The 39-year-old started her fertility journey in 2009 and fell pregnant in 2016 after numerous surgeries. “It was five failed Intrauterine insemination (IUI) procedures and one failed IVF (in vitro fertilisation) transfer. My final IVF transfer was successful in June 2016,” she explained.
PCOS is a hormonal disorder that is one of the leading causes of infertility in women.
After years of infertility she gave birth to a baby boy, Riav Sukdhev, who is currently 3-years-old.
“It is true that there is a unique pain that comes with preparing your heart for a child that just doesn’t arrive. My husband and I had conceived a child in our hearts and at times we felt completely hopeless when we just couldn't have that child in our arms,” she said.
Sukdhev's told Weekend Argus that she and her husband, Rohan Sukdhev, 42, asked themselves over and over why the situation was happening to them.
“We had just two remaining embryos. They were frozen and transferred to me in June 2016. It was successful. The assisted reproductive therapies (IVF) were done at Natal Fertility Clinic in Umhlanga, Durban,” she explained.
Her book is aimed at letting readers know about PCOS and infertility so the stigma attached to it can be eradicated.
Another woman Tara Klein, 49, (not her real name) battled with secondary fertility.
Klein managed to fall pregnant at the age of 34 and gave birth to a healthy baby girl at age 35. Unfortunately, after that, she couldn’t fall pregnant again.
She and her husband tried for four years ,2006-2010, and after various tests were conducted on them, doctors couldn’t find any physical reasons as to why she couldn’t fall pregnant again.
“They used the term “unexplainable infertility”. Looking back, I suspect that my age played a role as a female’s fertility decreases drastically from age 35,” she explained.

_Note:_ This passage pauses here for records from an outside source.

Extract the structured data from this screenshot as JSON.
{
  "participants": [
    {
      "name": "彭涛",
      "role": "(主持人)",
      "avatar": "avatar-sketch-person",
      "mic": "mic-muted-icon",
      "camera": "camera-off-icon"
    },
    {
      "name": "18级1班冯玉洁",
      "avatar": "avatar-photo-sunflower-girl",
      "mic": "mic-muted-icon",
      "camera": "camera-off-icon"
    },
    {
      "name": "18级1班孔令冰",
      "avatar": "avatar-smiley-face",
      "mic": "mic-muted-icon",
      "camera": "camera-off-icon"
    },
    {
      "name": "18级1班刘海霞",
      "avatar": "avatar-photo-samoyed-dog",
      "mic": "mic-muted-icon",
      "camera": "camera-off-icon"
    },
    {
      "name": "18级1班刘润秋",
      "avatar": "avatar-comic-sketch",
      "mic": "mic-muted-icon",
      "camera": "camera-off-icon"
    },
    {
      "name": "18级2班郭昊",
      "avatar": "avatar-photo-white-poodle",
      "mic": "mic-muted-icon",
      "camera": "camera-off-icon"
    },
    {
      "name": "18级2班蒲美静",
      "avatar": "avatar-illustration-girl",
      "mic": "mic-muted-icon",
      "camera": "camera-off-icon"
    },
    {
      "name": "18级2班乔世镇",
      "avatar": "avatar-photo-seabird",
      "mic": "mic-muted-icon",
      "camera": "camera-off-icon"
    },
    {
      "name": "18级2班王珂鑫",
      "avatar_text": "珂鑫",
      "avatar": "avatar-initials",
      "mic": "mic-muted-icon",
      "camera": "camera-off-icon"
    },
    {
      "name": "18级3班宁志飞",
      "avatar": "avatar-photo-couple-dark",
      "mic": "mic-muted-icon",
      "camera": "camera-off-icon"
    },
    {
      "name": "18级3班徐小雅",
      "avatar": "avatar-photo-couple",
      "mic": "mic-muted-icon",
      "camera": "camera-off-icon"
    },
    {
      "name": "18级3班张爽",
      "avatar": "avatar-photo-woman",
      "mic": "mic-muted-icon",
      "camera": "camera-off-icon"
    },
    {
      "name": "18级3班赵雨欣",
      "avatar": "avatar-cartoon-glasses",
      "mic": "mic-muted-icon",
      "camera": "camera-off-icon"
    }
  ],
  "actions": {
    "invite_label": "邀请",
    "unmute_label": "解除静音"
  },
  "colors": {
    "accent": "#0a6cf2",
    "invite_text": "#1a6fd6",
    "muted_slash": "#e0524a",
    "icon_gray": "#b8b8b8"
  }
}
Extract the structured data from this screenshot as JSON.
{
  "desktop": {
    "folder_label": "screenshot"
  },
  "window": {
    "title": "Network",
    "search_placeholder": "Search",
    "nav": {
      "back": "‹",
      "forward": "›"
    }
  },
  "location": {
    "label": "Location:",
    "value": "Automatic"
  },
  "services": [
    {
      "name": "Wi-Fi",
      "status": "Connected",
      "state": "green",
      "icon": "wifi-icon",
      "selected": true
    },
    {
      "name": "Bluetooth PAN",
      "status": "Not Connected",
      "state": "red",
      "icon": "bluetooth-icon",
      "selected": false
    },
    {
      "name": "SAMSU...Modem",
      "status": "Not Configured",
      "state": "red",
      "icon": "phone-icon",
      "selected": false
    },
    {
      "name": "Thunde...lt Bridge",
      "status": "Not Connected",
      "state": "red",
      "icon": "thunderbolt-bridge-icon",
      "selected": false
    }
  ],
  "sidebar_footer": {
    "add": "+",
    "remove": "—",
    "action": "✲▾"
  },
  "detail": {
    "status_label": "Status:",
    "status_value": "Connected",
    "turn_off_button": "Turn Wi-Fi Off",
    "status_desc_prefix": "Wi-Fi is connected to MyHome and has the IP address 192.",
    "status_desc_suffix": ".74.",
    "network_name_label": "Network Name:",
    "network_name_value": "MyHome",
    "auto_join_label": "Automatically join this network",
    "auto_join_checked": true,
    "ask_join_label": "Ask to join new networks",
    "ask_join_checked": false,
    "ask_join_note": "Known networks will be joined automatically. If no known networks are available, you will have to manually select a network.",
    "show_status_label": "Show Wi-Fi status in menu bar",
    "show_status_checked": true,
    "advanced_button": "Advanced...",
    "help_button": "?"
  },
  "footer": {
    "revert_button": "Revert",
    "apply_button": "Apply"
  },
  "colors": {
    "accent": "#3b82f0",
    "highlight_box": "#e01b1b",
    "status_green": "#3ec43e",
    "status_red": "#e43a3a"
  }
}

She said that she went through all the stages of the mourning process.
“Comments from people telling me that friends of theirs just started to relax about having another baby, stopped treatment or adopted a child and then fell pregnant naturally. This did not happen to me and was not my reality,” concluded Klein.
Meanwhile, infertility as a reproductive disease affects men and women almost equally, but women are especially vulnerable to severe negative social consequences of being stigmatised, ostracised, even abused or having financial support withdrawn, added Schoeman.
"Strong mental health such as self-acceptance, independence, positive relationships and social skills, contributes to better outcomes of fertility treatment," she said.
Anti-depressant medication could influence fertility treatment, she explained.